--- Information shown Enclosed Below ---
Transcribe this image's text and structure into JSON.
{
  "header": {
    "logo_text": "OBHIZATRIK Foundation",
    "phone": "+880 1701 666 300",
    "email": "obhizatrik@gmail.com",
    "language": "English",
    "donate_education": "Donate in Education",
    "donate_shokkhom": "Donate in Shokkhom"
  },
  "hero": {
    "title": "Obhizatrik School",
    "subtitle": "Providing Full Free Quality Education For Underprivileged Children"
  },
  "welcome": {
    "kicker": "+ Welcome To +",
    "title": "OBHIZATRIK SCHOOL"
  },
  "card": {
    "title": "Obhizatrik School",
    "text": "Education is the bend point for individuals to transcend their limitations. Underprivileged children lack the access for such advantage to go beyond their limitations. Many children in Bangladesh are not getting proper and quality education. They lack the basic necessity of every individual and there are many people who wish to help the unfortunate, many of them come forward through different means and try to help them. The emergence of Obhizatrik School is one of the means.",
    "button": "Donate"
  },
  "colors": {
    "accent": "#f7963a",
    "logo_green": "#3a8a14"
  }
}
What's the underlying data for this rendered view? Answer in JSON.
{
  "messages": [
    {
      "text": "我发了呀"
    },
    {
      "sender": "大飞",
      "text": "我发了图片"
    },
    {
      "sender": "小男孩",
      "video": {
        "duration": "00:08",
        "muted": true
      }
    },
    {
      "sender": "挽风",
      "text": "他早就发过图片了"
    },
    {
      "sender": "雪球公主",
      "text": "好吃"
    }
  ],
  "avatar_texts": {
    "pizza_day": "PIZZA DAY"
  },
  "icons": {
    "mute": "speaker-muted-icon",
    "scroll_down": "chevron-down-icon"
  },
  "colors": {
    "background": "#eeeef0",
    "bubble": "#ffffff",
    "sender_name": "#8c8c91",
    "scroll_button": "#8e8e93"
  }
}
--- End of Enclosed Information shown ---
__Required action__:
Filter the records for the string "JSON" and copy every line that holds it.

__Answer below__:
Transcribe this image's text and structure into JSON.
What's the underlying data for this rendered view? Answer in JSON.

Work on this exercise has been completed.